What to work on — Go through the data and copy each line where the word "JSON" shows up.

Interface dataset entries
__________

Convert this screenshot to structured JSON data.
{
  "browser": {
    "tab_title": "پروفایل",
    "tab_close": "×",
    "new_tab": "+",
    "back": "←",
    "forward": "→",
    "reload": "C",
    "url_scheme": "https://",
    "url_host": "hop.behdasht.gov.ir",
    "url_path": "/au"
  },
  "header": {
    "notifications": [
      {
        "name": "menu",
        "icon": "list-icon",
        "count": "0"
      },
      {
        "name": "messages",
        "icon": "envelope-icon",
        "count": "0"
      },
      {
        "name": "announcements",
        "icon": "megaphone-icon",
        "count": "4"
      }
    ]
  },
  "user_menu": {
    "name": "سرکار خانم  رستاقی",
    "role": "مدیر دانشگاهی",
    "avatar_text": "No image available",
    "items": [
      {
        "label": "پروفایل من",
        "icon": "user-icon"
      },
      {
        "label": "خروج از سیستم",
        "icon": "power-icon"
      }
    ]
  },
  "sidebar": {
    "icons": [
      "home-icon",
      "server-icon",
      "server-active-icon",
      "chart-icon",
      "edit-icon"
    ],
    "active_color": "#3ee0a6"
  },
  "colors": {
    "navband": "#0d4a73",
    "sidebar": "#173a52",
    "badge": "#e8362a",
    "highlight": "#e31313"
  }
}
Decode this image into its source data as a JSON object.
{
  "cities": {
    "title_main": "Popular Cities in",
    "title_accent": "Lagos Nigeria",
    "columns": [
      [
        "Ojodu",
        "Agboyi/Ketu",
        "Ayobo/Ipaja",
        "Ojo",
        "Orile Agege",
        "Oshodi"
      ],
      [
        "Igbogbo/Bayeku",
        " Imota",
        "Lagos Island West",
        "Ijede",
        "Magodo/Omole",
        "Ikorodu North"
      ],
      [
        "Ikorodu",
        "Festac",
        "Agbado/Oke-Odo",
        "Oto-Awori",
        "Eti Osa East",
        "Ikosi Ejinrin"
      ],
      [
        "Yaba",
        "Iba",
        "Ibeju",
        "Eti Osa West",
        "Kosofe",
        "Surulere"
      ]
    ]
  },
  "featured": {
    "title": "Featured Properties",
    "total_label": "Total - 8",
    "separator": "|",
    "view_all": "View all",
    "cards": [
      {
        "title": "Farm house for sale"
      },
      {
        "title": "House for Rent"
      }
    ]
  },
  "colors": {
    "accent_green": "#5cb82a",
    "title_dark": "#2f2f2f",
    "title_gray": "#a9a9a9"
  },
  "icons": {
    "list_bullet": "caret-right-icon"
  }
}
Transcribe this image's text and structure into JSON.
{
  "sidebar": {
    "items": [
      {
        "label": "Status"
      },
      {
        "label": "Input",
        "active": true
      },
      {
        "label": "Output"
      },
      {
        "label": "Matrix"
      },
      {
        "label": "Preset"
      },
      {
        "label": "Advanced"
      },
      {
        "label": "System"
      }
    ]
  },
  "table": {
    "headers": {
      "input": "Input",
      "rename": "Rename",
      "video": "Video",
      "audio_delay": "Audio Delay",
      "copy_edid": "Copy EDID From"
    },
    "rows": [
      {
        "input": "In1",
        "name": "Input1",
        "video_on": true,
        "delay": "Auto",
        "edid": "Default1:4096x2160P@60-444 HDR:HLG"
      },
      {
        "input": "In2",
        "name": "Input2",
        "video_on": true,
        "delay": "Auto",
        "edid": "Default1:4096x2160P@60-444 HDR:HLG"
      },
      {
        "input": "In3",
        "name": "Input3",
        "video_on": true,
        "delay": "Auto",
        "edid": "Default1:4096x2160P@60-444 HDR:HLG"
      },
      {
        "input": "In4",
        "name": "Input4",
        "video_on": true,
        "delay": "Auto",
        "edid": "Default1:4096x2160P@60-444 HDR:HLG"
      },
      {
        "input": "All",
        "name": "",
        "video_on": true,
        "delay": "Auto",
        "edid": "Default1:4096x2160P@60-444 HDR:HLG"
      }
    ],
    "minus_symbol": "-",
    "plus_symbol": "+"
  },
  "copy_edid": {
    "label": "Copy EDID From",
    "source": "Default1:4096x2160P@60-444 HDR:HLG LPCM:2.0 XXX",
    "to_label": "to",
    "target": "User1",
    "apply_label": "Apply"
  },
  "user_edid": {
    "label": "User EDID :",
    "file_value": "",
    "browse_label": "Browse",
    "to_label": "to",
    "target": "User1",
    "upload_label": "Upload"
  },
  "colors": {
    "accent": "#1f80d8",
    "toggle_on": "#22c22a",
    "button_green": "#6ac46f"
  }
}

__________

Reply —
Convert this screenshot to structured JSON data.
Decode this image into its source data as a JSON object.
Transcribe this image's text and structure into JSON.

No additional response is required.